A sensational final day at Augusta in 2013 saw Adam Scott clinch his maiden major crown after a play-off with former champion Angel Cabrera - with the Australian holing a 15-foot birdie at the second extra hole.
The 32-year-old had timed his charge up the leaderboard to perfection with three late birdies earning him a share of the lead after 72 holes - with compatriot Jason Day falling out of contention down the home straight.
And Scott then held his nerve in the play-off to become the first Australian to wear the prestigious Green Jacket.
Here's what the main protagonists had to say after the end of the 2013 Masters.
Scott could scarcely believe it after he came through a sudden death play-off against Angel Cabrera to win his first major at the Masters. "Australia's a proud sporting nation and this was one notch on the belt that we'd never got," said Scott. "There was one guy that inspired a nation of golfers and that's Greg Norman. He's been incredible to me and all the young golfers in Australia and part of this definitely belongs to him."
Cabrera was gracious in defeat after being pipped to the Masters title by Adam Scott in a sudden-death play-off at Augusta National. The 2009 champion had led by three before stuttering on the back nine. "Adam's a good winner. I would have been happier if I had won but he's a great player, I get along with him, we've played together in the President's Cup and I'm happy for him."
Australian Day admitted that he buckled under the pressure of leading the Masters after his challenge came up just short for the second time. Day, the runner-up at Augusta in 2011, was left to rue drop shots at 16 and 17. "It was really tough," Day said. "The pressure got to me a little bit. It is unfortunate that I had a shot at winning the tournament and did not make it."
The world No 1 refused to dwell on his two-shot penalty after his bid for a fifth Masters title came up short in the final round. Woods eventually finished four shots off Cabrera and eventual champion Scott. "We could do that 'what if?' in every tournament we lose," said Woods. "We lose more tournaments than we win out here on tour, so that's just part of the process and I'll go back to it."
The 39-year-old Brit was left wondering what could have been - with Westwood's failure to score well on the par-fives over the four rounds at Augusta ultimately undermining his bid for Masters glory. "I missed my chances out there," he said.
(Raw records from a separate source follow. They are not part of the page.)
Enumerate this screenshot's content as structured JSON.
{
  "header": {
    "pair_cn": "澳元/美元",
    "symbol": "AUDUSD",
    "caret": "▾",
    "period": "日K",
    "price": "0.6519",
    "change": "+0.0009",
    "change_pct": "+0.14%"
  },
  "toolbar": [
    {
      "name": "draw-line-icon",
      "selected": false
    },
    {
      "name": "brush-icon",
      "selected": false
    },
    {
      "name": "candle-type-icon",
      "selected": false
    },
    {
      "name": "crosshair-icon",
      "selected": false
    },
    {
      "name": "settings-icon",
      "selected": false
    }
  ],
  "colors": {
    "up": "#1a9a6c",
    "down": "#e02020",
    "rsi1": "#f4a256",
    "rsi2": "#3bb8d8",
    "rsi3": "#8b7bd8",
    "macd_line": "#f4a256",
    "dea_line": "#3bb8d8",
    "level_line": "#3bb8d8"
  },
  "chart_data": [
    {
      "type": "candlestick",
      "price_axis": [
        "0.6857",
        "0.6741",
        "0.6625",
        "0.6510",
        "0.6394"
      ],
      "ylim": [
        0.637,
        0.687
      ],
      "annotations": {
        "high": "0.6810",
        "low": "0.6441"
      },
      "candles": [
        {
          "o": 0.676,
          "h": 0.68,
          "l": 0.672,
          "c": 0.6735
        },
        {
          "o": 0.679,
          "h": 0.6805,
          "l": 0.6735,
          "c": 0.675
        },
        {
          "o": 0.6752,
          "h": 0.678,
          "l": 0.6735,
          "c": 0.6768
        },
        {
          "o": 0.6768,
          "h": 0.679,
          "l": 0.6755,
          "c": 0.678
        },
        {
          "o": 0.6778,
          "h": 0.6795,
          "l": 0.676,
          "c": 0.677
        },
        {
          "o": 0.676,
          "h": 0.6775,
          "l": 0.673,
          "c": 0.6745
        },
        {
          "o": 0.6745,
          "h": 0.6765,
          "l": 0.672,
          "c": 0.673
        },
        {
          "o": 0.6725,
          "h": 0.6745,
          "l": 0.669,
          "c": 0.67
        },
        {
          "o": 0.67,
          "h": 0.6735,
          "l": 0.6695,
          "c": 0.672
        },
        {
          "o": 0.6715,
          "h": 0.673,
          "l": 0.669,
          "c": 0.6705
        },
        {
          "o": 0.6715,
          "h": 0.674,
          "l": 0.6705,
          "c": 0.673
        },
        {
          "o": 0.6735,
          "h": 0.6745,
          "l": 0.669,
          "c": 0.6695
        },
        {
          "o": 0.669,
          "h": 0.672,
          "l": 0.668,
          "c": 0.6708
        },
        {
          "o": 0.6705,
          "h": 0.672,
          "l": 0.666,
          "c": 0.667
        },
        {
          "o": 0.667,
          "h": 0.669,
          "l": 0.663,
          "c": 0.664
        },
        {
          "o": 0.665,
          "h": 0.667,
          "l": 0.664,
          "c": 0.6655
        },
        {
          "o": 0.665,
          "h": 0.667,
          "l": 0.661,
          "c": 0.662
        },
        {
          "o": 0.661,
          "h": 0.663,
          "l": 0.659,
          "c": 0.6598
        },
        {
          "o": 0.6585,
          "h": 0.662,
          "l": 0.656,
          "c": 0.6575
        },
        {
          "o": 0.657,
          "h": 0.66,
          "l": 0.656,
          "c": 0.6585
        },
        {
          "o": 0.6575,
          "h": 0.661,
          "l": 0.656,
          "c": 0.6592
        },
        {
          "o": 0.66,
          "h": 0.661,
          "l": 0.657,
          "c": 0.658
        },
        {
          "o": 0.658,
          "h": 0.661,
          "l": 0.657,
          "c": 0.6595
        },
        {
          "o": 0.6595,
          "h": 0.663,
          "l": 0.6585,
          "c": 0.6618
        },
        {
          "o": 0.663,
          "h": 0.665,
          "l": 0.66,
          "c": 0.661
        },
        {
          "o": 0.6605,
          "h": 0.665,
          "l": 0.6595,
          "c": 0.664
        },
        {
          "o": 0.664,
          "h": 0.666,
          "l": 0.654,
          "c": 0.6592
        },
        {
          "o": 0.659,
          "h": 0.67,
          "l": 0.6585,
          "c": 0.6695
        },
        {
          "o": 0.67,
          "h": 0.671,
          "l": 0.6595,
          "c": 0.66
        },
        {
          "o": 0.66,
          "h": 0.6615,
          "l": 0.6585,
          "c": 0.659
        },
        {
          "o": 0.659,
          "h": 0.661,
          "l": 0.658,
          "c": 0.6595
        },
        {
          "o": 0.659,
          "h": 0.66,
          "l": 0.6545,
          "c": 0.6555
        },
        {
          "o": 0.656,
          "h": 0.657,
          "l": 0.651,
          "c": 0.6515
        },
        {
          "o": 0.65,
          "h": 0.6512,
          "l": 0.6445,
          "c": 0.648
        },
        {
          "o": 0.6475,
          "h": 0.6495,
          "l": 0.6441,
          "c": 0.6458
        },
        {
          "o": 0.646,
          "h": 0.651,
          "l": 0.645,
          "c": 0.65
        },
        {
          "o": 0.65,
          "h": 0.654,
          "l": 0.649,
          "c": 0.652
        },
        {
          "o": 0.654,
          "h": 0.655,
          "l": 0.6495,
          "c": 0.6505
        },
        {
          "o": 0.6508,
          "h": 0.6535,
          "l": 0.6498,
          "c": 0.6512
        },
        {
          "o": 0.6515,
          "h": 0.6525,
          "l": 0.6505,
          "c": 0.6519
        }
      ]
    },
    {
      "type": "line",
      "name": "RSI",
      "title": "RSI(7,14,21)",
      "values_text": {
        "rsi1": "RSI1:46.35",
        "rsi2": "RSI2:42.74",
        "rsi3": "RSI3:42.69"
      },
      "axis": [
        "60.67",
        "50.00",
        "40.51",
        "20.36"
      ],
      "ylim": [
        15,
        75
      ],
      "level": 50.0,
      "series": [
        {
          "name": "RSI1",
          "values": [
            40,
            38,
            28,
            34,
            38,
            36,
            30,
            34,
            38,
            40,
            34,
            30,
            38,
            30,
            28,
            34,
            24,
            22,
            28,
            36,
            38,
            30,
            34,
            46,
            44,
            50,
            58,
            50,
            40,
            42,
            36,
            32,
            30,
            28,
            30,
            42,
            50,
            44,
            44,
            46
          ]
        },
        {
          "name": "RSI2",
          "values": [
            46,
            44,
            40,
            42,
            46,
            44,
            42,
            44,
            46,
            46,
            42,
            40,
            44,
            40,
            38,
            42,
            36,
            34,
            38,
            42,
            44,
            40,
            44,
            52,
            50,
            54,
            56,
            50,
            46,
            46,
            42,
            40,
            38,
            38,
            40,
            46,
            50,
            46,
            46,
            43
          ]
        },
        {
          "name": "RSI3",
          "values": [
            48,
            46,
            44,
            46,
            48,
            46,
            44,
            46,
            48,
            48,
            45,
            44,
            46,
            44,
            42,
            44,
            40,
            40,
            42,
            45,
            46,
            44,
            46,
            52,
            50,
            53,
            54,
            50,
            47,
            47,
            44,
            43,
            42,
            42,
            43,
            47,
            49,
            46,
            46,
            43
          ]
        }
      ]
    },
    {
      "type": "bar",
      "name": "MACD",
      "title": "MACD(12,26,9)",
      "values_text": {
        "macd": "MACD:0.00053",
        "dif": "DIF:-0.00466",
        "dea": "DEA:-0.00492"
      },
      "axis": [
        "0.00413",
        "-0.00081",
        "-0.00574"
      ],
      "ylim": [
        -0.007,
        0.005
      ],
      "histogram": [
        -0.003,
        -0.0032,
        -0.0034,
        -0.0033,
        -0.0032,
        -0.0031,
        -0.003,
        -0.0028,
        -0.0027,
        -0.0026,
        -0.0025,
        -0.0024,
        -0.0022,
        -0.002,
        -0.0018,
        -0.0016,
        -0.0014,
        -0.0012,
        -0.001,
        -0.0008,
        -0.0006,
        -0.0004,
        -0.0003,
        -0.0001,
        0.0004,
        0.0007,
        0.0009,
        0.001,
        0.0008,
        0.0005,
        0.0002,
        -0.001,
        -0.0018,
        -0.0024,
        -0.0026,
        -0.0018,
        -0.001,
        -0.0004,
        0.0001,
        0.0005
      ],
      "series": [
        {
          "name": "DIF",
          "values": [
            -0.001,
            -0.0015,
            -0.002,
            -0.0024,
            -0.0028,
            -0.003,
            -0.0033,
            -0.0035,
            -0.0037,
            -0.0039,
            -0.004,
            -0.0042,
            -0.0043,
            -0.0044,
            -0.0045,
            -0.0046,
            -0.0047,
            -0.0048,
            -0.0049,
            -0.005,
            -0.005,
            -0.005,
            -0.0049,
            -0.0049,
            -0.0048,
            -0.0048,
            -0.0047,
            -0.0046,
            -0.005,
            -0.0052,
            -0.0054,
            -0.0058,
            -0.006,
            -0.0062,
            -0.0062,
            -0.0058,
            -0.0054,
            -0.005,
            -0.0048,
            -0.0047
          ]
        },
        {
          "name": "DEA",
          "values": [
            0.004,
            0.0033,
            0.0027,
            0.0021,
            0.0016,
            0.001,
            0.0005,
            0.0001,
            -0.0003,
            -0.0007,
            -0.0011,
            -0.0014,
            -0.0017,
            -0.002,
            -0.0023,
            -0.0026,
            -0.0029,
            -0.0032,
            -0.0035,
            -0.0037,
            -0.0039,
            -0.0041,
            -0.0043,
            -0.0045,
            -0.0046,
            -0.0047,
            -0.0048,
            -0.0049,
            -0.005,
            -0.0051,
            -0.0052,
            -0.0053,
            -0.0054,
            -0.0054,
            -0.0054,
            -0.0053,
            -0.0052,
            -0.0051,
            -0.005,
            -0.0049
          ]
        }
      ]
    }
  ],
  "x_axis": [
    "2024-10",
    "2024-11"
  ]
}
I could have been five, six under after eight and I was only two under. The par fives have cost me. I haven't played them well enough."
The 23-year-old salvaged some pride with a closing round of 69 but the world No 2 conceded a poor five-hole stretch on Saturday prevented him from collection a third major. "You have to be right on your game for 72 holes here, I played a five-hole stretch in five over and that was really it. I played nicely again today, if I just limit the mistakes from Saturday I am right there. I know I've played good enough golf here to win, it's just a matter of stringing it all together."